- Write for others. Using your own character to seed a story or directly referring to elements in your character’s backstory are not permitted. Don't write for yourself; write for others, and let them write for you. Note that this rule does not apply to immortals; you may write content featuring your own immortal freely.
- Focus on the PCs. It's fine to have an important NPC, but the PCs should be the stars of the show. Don't let NPCs steal the spotlight, and don't write a story just to play a fun NPC. If something cool needs to happen, let PCs do it.
- Leave PvP to the players. Your stories can give them reasons to fight, but NPCs and monsters should not be doing the fighting for players in a PvP conflict.
- Avoid "gotcha" NPCs. Players want something to do, so PCs will attend your story even if the NPC seems shady. Over-use of "gotcha" NPCs who turn out to have ulterior motives can irritate players in the long run.
- Don't write dialogue. Unless it's necessary for an NPC to say a very specific phrase, give them roleplaying guidance rather than explicit dialogue. NPCs rarely have enough time to memorize lines and forcing them to read from a script breaks immersion.
- Use monster types rather than specific licenses. It's impossible to know the level of the party until the event. Write in general monster types (e.g., giant, ooze, undead) so the narrator can pick out level-appropriate licenses when the story is run.
- Avoid arbitrary abilities. As with the licenses themselves, arbitrary abilities you grant to monsters may not match the level of the party when the story is run. If you want to throw a twist into a scene, use field effects instead.
- Use interesting monsters. While fighting guards or bandits is fun in small doses, overusing generic licenses for monsters quickly gets boring.
- Give monsters time to learn new licenses. You should vary encounters, but you also need to build in time to let monsters get up to speed with new licenses. Staggering combat and non-combat scenes gives them a few minutes to prepare.
- Start out small. Larger formats like adventures and field battles are hard to pull off and face a more stringent review process. If you're just getting started, write something smaller like an encounter, cinematic, or open play activity instead.
- Do not give special rewards. Players should not receive special rewards (e.g., treasure, traits, titles, "fluff" rewards such as vehicles or buildings. etc.) from stories without express owner approval. Small gold rewards (5 silver or less per participant) may be permitted on adventures as incentives for superior performance.
- Avoid arbitrary player fates. It is permissible to automatically slay a character and/or leave them to their fate for egregious lapses of judgment, particularly if it results in an interesting story. You cannot, however, do so without a good reason or change the way they draw from the fate deck (see "Fate" for more details).

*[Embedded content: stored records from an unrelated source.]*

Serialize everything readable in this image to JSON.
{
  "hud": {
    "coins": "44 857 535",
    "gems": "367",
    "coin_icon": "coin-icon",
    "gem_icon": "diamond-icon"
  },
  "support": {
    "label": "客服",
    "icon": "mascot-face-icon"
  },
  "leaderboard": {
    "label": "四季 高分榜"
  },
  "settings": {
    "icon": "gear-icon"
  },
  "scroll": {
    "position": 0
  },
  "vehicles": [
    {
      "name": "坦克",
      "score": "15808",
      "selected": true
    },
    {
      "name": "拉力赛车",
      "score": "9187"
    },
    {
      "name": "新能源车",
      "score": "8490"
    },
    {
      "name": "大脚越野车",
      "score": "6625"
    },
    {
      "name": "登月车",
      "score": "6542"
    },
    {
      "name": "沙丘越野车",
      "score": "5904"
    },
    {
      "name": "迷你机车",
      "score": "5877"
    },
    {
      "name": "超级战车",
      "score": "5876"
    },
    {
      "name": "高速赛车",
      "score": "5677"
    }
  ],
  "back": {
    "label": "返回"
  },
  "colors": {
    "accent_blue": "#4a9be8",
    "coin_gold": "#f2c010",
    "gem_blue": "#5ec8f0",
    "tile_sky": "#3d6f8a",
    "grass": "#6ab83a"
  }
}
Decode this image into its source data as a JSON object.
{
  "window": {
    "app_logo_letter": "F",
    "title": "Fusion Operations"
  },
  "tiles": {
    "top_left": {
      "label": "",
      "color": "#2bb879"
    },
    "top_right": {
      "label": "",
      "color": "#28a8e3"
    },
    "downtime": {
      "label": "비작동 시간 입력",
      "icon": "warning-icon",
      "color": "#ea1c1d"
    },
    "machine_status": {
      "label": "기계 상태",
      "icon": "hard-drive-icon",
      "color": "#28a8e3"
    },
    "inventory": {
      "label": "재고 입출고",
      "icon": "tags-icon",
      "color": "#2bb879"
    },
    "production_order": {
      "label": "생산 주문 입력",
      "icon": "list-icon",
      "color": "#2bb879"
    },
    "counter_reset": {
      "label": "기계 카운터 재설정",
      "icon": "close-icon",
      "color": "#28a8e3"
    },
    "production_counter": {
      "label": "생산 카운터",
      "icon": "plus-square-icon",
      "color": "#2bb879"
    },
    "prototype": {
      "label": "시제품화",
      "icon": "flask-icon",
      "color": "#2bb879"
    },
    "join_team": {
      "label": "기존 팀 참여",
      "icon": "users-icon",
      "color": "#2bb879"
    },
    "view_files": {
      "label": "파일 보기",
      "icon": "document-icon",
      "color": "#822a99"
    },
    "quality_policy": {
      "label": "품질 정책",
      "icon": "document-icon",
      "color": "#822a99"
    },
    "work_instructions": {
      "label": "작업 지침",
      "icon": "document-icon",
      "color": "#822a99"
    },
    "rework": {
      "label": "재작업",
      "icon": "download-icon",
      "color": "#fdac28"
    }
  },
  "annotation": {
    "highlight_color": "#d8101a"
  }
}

- Include content. Content needs to have a purpose. Simple random monsters or spawn points, lacking any further story or content, are not enough to constitute written content. Similarly, actions that are taken solely by player characters are not enough to constitute written content.